Colorado State Researcher is Guest Editor of Journal that Explores Children’s Experiences in Natural Disasters

Note to Editors: To view the full set of papers published in the “Children, Youth and Environments” special issue on children and disasters, visit

The number of natural disasters recorded globally has increased fourfold during the past three decades, growing from fewer than 100 in 1975 to more than 400 in 2005. Colorado State University researcher Lori Peek is guest editor of the new issue of the journal, "Children, Youth and Environments," which explores the vulnerability and resilience of children in natural disasters.

Most scientists agree that economic losses and fatalities caused by disasters will continue to rise during the 21st century, and children are among those most at risk for death, injury and trauma.

A recent report by Save the Children estimates that by the second decade of the 21st century, up to 175 million children will be affected each year by climate-related disasters.

The issue contains a collection of 20 papers from around the world that explore children’s reactions to drought, tsunamis, hurricanes, volcanic eruptions, climate change and the HIV/AIDS pandemic.

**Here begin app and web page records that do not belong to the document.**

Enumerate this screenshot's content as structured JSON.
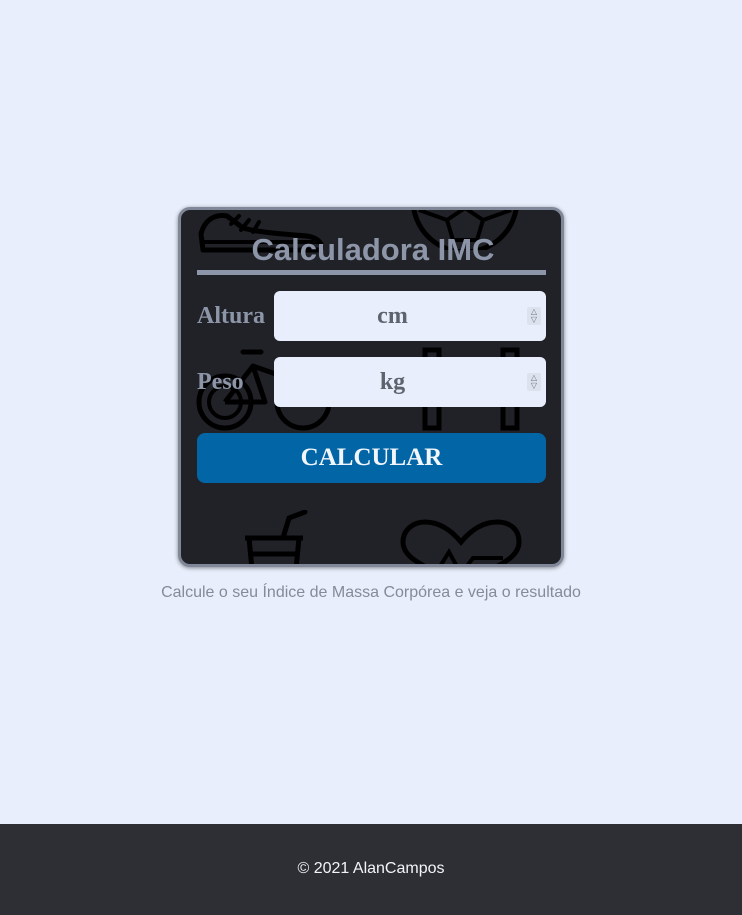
{
  "app": {
    "title": "Calculadora IMC"
  },
  "form": {
    "height_label": "Altura",
    "height_placeholder": "cm",
    "weight_label": "Peso",
    "weight_placeholder": "kg",
    "submit_label": "CALCULAR"
  },
  "caption": "Calcule o seu Índice de Massa Corpórea e veja o resultado",
  "footer": {
    "copyright": "© 2021 AlanCampos"
  },
  "background_icons": [
    "sneaker-icon",
    "soccer-ball-icon",
    "bicycle-icon",
    "dumbbell-icon",
    "juice-cup-icon",
    "heartbeat-icon"
  ],
  "colors": {
    "page_background": "#e8eefb",
    "card_background": "#212227",
    "card_border": "#7f8798",
    "accent_text": "#8d95a8",
    "button": "#0266a6",
    "footer_background": "#2d2f35"
  }
}
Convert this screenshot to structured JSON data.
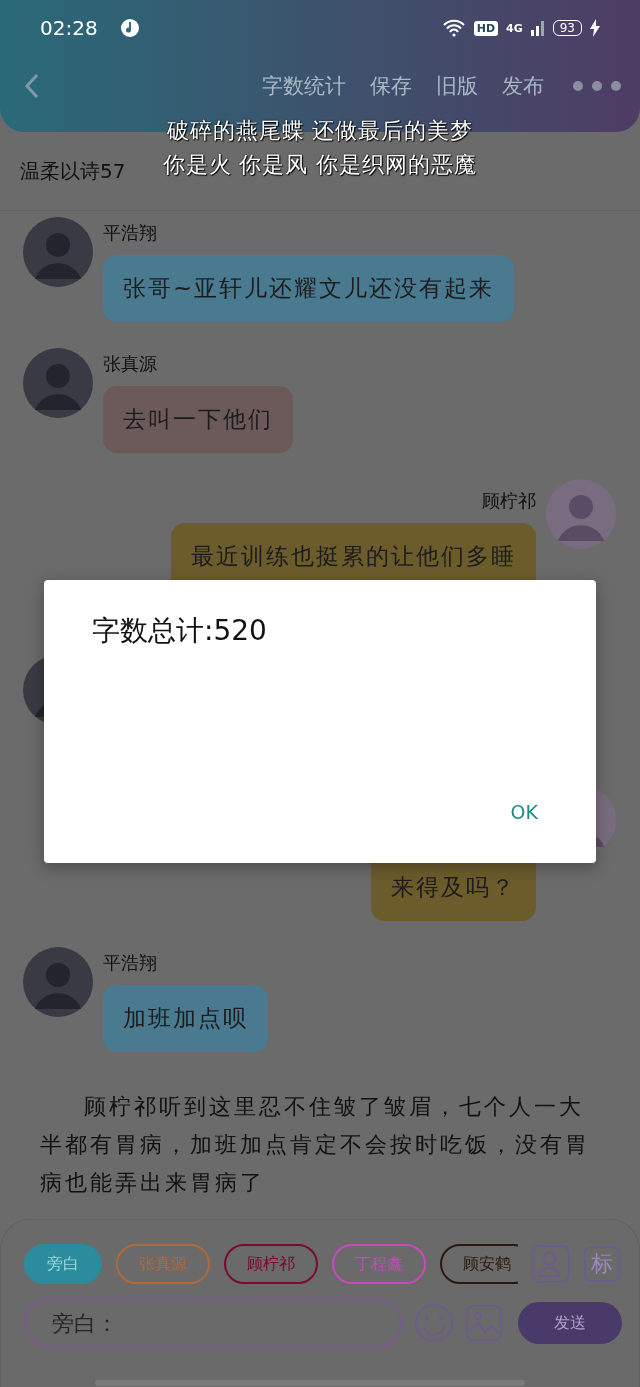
{
  "status_bar": {
    "time": "02:28",
    "hd": "HD",
    "network": "4G",
    "battery": "93"
  },
  "toolbar": {
    "actions": [
      {
        "label": "字数统计"
      },
      {
        "label": "保存"
      },
      {
        "label": "旧版"
      },
      {
        "label": "发布"
      }
    ]
  },
  "story_title": "温柔以诗57",
  "caption_overlay": [
    "破碎的燕尾蝶 还做最后的美梦",
    "你是火 你是风 你是织网的恶魔"
  ],
  "messages": [
    {
      "outgoing": false,
      "name": "平浩翔",
      "text": "张哥~亚轩儿还耀文儿还没有起来",
      "color": "#4a7a90"
    },
    {
      "outgoing": false,
      "name": "张真源",
      "text": "去叫一下他们",
      "color": "#6c5a5a"
    },
    {
      "outgoing": true,
      "name": "顾柠祁",
      "text": "最近训练也挺累的让他们多睡",
      "color": "#6c5c2c",
      "kind": "cut_below"
    },
    {
      "outgoing": false,
      "kind": "covered"
    },
    {
      "outgoing": true,
      "text": "来得及吗？",
      "color": "#6c5c2c",
      "kind": "cut_above"
    },
    {
      "outgoing": false,
      "name": "平浩翔",
      "text": "加班加点呗",
      "color": "#4a7a90"
    }
  ],
  "narration": "顾柠祁听到这里忍不住皱了皱眉，七个人一大半都有胃病，加班加点肯定不会按时吃饭，没有胃病也能弄出来胃病了",
  "roles": [
    {
      "label": "旁白",
      "selected": true,
      "color": "#2a8c9c"
    },
    {
      "label": "张真源",
      "selected": false,
      "color": "#b06a3a"
    },
    {
      "label": "顾柠祁",
      "selected": false,
      "color": "#7a0a30"
    },
    {
      "label": "丁程鑫",
      "selected": false,
      "color": "#c44cbc"
    },
    {
      "label": "顾安鹤",
      "selected": false,
      "color": "#2a1a12"
    }
  ],
  "tag_button": "标",
  "input": {
    "placeholder": "旁白："
  },
  "send_button": "发送",
  "dialog": {
    "message": "字数总计:520",
    "button": "OK"
  }
}
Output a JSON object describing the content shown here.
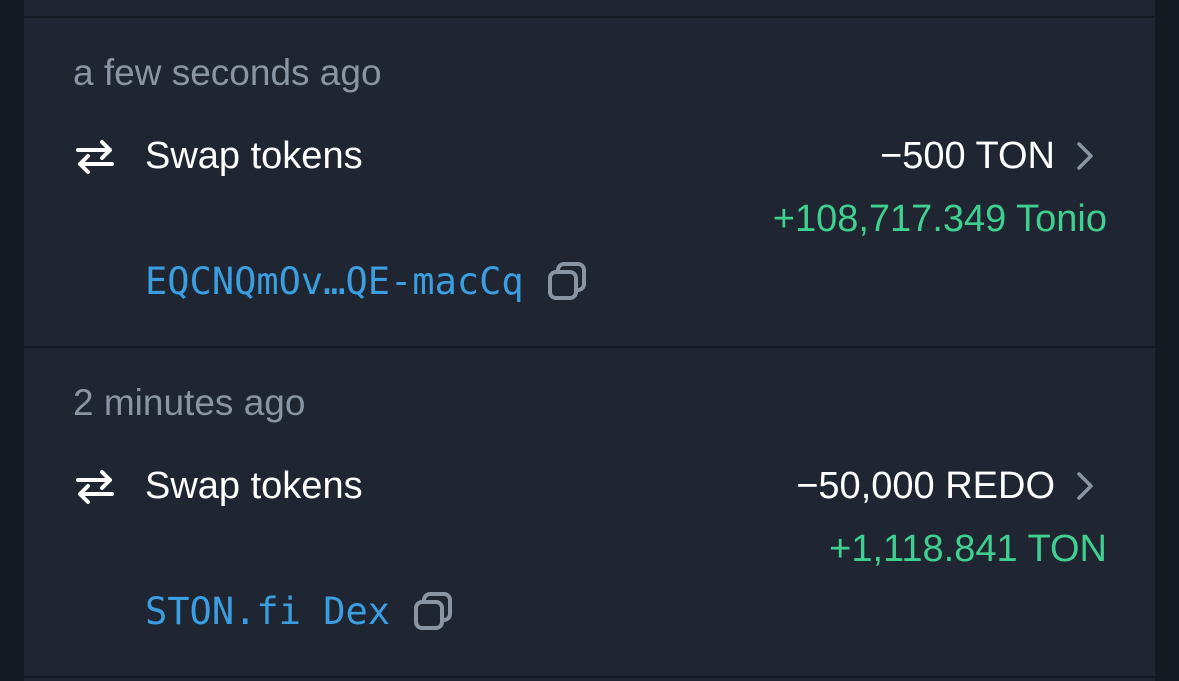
{
  "transactions": [
    {
      "time": "a few seconds ago",
      "type": "Swap tokens",
      "out_amount": "−500 TON",
      "in_amount": "+108,717.349 Tonio",
      "address": "EQCNQmOv…QE-macCq"
    },
    {
      "time": "2 minutes ago",
      "type": "Swap tokens",
      "out_amount": "−50,000 REDO",
      "in_amount": "+1,118.841 TON",
      "address": "STON.fi Dex"
    }
  ],
  "icons": {
    "swap": "swap-arrows-icon",
    "chevron": "chevron-right-icon",
    "copy": "copy-icon"
  },
  "colors": {
    "background": "#1f2632",
    "outer_background": "#141a22",
    "time_text": "#8a94a3",
    "primary_text": "#ffffff",
    "incoming_amount": "#3fcf8e",
    "address_link": "#3a9ee0"
  }
}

Some of the contributions also consider the experiences of children who live in a constant state of disaster as a result of chronic poverty, violence or unsafe living conditions.

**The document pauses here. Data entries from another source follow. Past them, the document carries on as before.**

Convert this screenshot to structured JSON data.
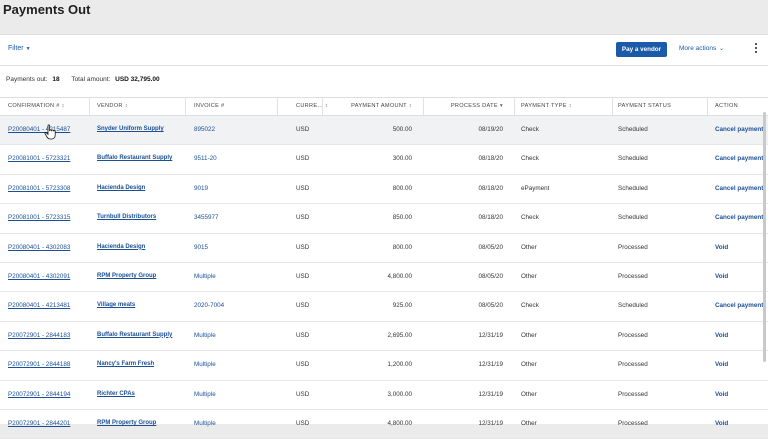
{
  "page": {
    "title": "Payments Out"
  },
  "toolbar": {
    "filter_label": "Filter",
    "pay_button": "Pay a vendor",
    "more_actions": "More actions"
  },
  "summary": {
    "payments_out_label": "Payments out:",
    "payments_out_count": "18",
    "total_label": "Total amount:",
    "total_value": "USD 32,795.00"
  },
  "columns": [
    {
      "label": "CONFIRMATION #",
      "sort": "↕"
    },
    {
      "label": "VENDOR",
      "sort": "↕"
    },
    {
      "label": "INVOICE #",
      "sort": ""
    },
    {
      "label": "CURRE...",
      "sort": "↕"
    },
    {
      "label": "PAYMENT AMOUNT",
      "sort": "↕"
    },
    {
      "label": "PROCESS DATE",
      "sort": "▾"
    },
    {
      "label": "PAYMENT TYPE",
      "sort": "↕"
    },
    {
      "label": "PAYMENT STATUS",
      "sort": ""
    },
    {
      "label": "ACTION",
      "sort": ""
    }
  ],
  "rows": [
    {
      "confirmation": "P20080401 - 4215487",
      "vendor": "Snyder Uniform Supply",
      "invoice": "895022",
      "currency": "USD",
      "amount": "500.00",
      "date": "08/19/20",
      "type": "Check",
      "status": "Scheduled",
      "action": "Cancel payment"
    },
    {
      "confirmation": "P20081001 - 5723321",
      "vendor": "Buffalo Restaurant Supply",
      "invoice": "9511-20",
      "currency": "USD",
      "amount": "300.00",
      "date": "08/18/20",
      "type": "Check",
      "status": "Scheduled",
      "action": "Cancel payment"
    },
    {
      "confirmation": "P20081001 - 5723308",
      "vendor": "Hacienda Design",
      "invoice": "9019",
      "currency": "USD",
      "amount": "800.00",
      "date": "08/18/20",
      "type": "ePayment",
      "status": "Scheduled",
      "action": "Cancel payment"
    },
    {
      "confirmation": "P20081001 - 5723315",
      "vendor": "Turnbull Distributors",
      "invoice": "3455977",
      "currency": "USD",
      "amount": "850.00",
      "date": "08/18/20",
      "type": "Check",
      "status": "Scheduled",
      "action": "Cancel payment"
    },
    {
      "confirmation": "P20080401 - 4302083",
      "vendor": "Hacienda Design",
      "invoice": "9015",
      "currency": "USD",
      "amount": "800.00",
      "date": "08/05/20",
      "type": "Other",
      "status": "Processed",
      "action": "Void"
    },
    {
      "confirmation": "P20080401 - 4302091",
      "vendor": "RPM Property Group",
      "invoice": "Multiple",
      "currency": "USD",
      "amount": "4,800.00",
      "date": "08/05/20",
      "type": "Other",
      "status": "Processed",
      "action": "Void"
    },
    {
      "confirmation": "P20080401 - 4213481",
      "vendor": "Village meats",
      "invoice": "2020-7004",
      "currency": "USD",
      "amount": "925.00",
      "date": "08/05/20",
      "type": "Check",
      "status": "Scheduled",
      "action": "Cancel payment"
    },
    {
      "confirmation": "P20072901 - 2844183",
      "vendor": "Buffalo Restaurant Supply",
      "invoice": "Multiple",
      "currency": "USD",
      "amount": "2,695.00",
      "date": "12/31/19",
      "type": "Other",
      "status": "Processed",
      "action": "Void"
    },
    {
      "confirmation": "P20072901 - 2844188",
      "vendor": "Nancy's Farm Fresh",
      "invoice": "Multiple",
      "currency": "USD",
      "amount": "1,200.00",
      "date": "12/31/19",
      "type": "Other",
      "status": "Processed",
      "action": "Void"
    },
    {
      "confirmation": "P20072901 - 2844194",
      "vendor": "Richter CPAs",
      "invoice": "Multiple",
      "currency": "USD",
      "amount": "3,000.00",
      "date": "12/31/19",
      "type": "Other",
      "status": "Processed",
      "action": "Void"
    },
    {
      "confirmation": "P20072901 - 2844201",
      "vendor": "RPM Property Group",
      "invoice": "Multiple",
      "currency": "USD",
      "amount": "4,800.00",
      "date": "12/31/19",
      "type": "Other",
      "status": "Processed",
      "action": "Void"
    }
  ]
}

Peek, assistant professor of sociology at Colorado State, noted that the primary motivation for publishing the special issue was to improve the health and well-being of children living at risk in both developed and developing countries.

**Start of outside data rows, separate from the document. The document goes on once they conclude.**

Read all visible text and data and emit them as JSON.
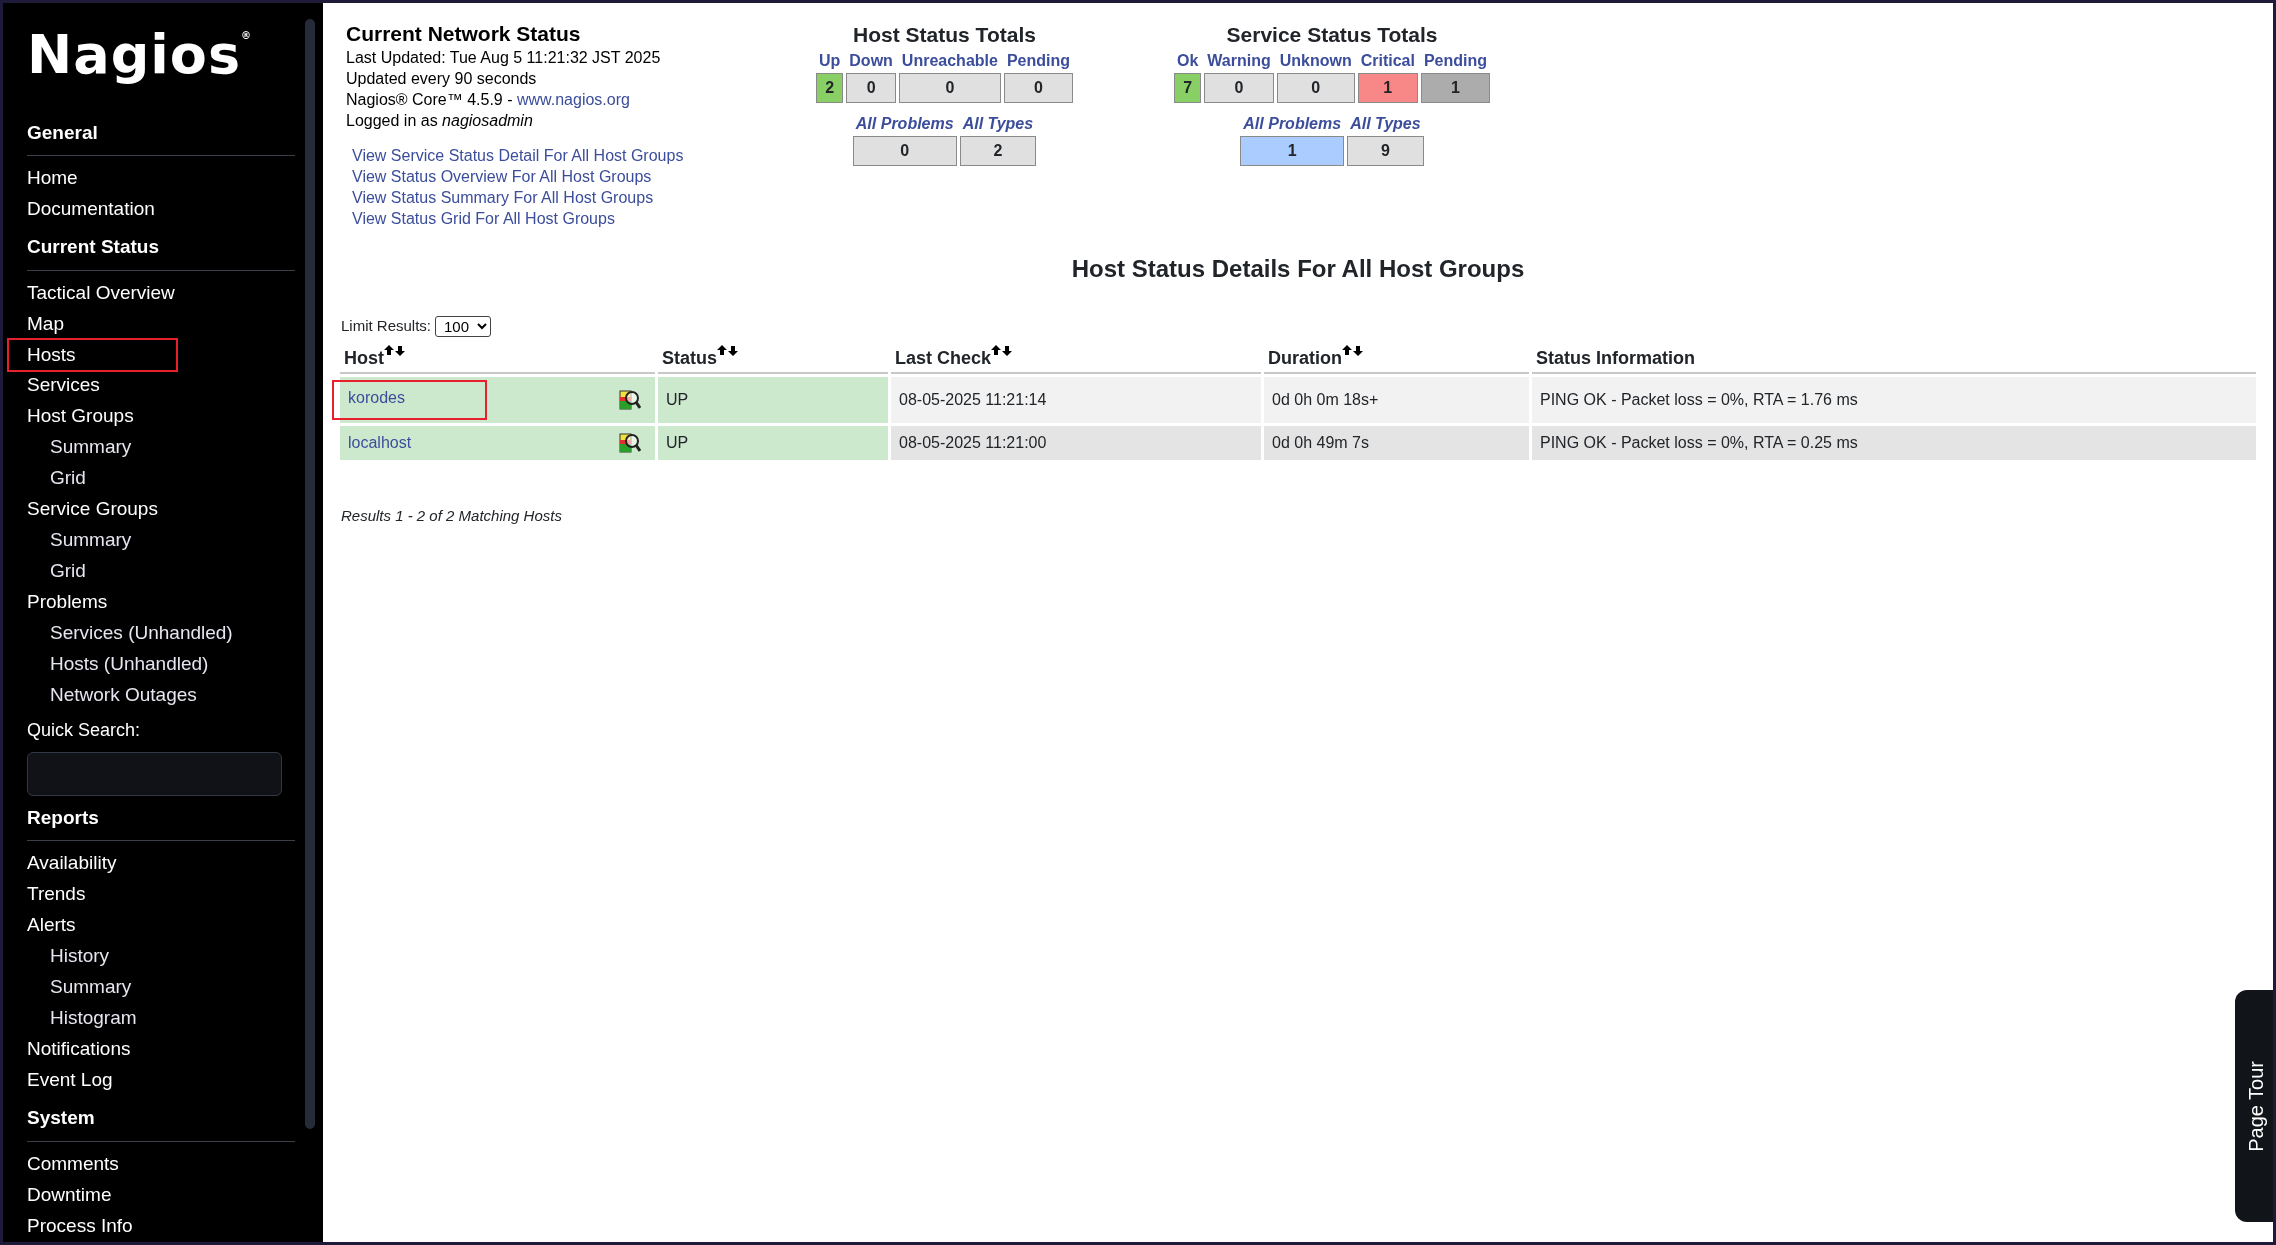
{
  "sidebar": {
    "logo": "Nagios",
    "logo_mark": "®",
    "sections": [
      {
        "heading": "General",
        "items": [
          {
            "label": "Home",
            "highlighted": false
          },
          {
            "label": "Documentation",
            "highlighted": false
          }
        ]
      },
      {
        "heading": "Current Status",
        "items": [
          {
            "label": "Tactical Overview",
            "highlighted": false
          },
          {
            "label": "Map",
            "highlighted": false
          },
          {
            "label": "Hosts",
            "highlighted": true
          },
          {
            "label": "Services",
            "highlighted": false
          },
          {
            "label": "Host Groups",
            "highlighted": false,
            "children": [
              {
                "label": "Summary",
                "highlighted": false
              },
              {
                "label": "Grid",
                "highlighted": false
              }
            ]
          },
          {
            "label": "Service Groups",
            "highlighted": false,
            "children": [
              {
                "label": "Summary",
                "highlighted": false
              },
              {
                "label": "Grid",
                "highlighted": false
              }
            ]
          },
          {
            "label": "Problems",
            "highlighted": false,
            "children": [
              {
                "label": "Services (Unhandled)",
                "highlighted": false
              },
              {
                "label": "Hosts (Unhandled)",
                "highlighted": false
              },
              {
                "label": "Network Outages",
                "highlighted": false
              }
            ]
          }
        ],
        "quick_search": {
          "label": "Quick Search:"
        }
      },
      {
        "heading": "Reports",
        "items": [
          {
            "label": "Availability",
            "highlighted": false
          },
          {
            "label": "Trends",
            "highlighted": false
          },
          {
            "label": "Alerts",
            "highlighted": false,
            "children": [
              {
                "label": "History",
                "highlighted": false
              },
              {
                "label": "Summary",
                "highlighted": false
              },
              {
                "label": "Histogram",
                "highlighted": false
              }
            ]
          },
          {
            "label": "Notifications",
            "highlighted": false
          },
          {
            "label": "Event Log",
            "highlighted": false
          }
        ]
      },
      {
        "heading": "System",
        "items": [
          {
            "label": "Comments",
            "highlighted": false
          },
          {
            "label": "Downtime",
            "highlighted": false
          },
          {
            "label": "Process Info",
            "highlighted": false
          }
        ]
      }
    ]
  },
  "network_status": {
    "title": "Current Network Status",
    "lines": [
      "Last Updated: Tue Aug 5 11:21:32 JST 2025",
      "Updated every 90 seconds"
    ],
    "version": "Nagios® Core™ 4.5.9 - ",
    "version_link": "www.nagios.org",
    "login": "Logged in as *nagiosadmin*",
    "links": [
      "View Service Status Detail For All Host Groups",
      "View Status Overview For All Host Groups",
      "View Status Summary For All Host Groups",
      "View Status Grid For All Host Groups"
    ]
  },
  "host_totals": {
    "title": "Host Status Totals",
    "states": [
      {
        "label": "Up",
        "value": "2",
        "color": "#88d066"
      },
      {
        "label": "Down",
        "value": "0",
        "color": "#e0e0e0"
      },
      {
        "label": "Unreachable",
        "value": "0",
        "color": "#e0e0e0"
      },
      {
        "label": "Pending",
        "value": "0",
        "color": "#e0e0e0"
      }
    ],
    "summary": [
      {
        "label": "All Problems",
        "value": "0",
        "color": "#e0e0e0"
      },
      {
        "label": "All Types",
        "value": "2",
        "color": "#e0e0e0"
      }
    ]
  },
  "service_totals": {
    "title": "Service Status Totals",
    "states": [
      {
        "label": "Ok",
        "value": "7",
        "color": "#88d066"
      },
      {
        "label": "Warning",
        "value": "0",
        "color": "#e0e0e0"
      },
      {
        "label": "Unknown",
        "value": "0",
        "color": "#e0e0e0"
      },
      {
        "label": "Critical",
        "value": "1",
        "color": "#f88888"
      },
      {
        "label": "Pending",
        "value": "1",
        "color": "#acacac"
      }
    ],
    "summary": [
      {
        "label": "All Problems",
        "value": "1",
        "color": "#aaccff"
      },
      {
        "label": "All Types",
        "value": "9",
        "color": "#e0e0e0"
      }
    ]
  },
  "details": {
    "title": "Host Status Details For All Host Groups",
    "limit_label": "Limit Results:",
    "limit_value": "100",
    "columns": [
      {
        "label": "Host",
        "sortable": true
      },
      {
        "label": "Status",
        "sortable": true
      },
      {
        "label": "Last Check",
        "sortable": true
      },
      {
        "label": "Duration",
        "sortable": true
      },
      {
        "label": "Status Information",
        "sortable": false
      }
    ],
    "rows": [
      {
        "host": "korodes",
        "highlighted": true,
        "color": "#cde9cd",
        "status": "UP",
        "last_check": "08-05-2025 11:21:14",
        "duration": "0d 0h 0m 18s+",
        "info": "PING OK - Packet loss = 0%, RTA = 1.76 ms"
      },
      {
        "host": "localhost",
        "highlighted": false,
        "color": "#cde9cd",
        "status": "UP",
        "last_check": "08-05-2025 11:21:00",
        "duration": "0d 0h 49m 7s",
        "info": "PING OK - Packet loss = 0%, RTA = 0.25 ms"
      }
    ],
    "results": "Results 1 - 2 of 2 Matching Hosts"
  },
  "page_tour": "Page Tour"
}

"Several recent catastrophes, including the 2004 Indian Ocean tsunami, the 2005 Pakistan earthquake and 2005’s Hurricane Katrina, brought into sharp relief the pain that disasters may cause for the youngest victims," Peek said.

Researchers estimate that the tsunami claimed the lives of as many as 60,000 children, the Pakistan earthquake resulted in 18,000 child fatalities and destroyed 10,000 schools, and Katrina displaced over 160,000 children from the city of New Orleans.

"With disaster risk on the rise, it is of critical importance that we focus our attention on the special vulnerabilities of children while also working to understand how children can contribute to disaster preparedness and response activities in their homes and communities," she said.

The papers in the special issue explore various ways that children are psychologically, physically and educationally vulnerable to extreme events. However, Peek noted that the authors do not simply depict children as "passive victims." Instead, they also consider children’s special capacities and strengths.

For example, bilingual Vietnamese children in New Orleans helped warn their parents and other adults to ensure their safe evacuation before Hurricane Katrina. In the hazard-prone nation of Jamaica, school children participate in an innovative disaster-themed culinary competition where students prepare recipes and meals using only foods that would be available after a disaster – those with a long shelf life that do not require refrigeration.

"Taken as a whole, this work clearly shows that, while children are vulnerable and do rely on adults for support and protection during times of disaster, they also are creative and innovative," Peek said.

"Children, Youth and Environments" is an online journal published by the University of Colorado-Boulder. Check for a list of papers and other resources that appear in the special issue on children and disasters.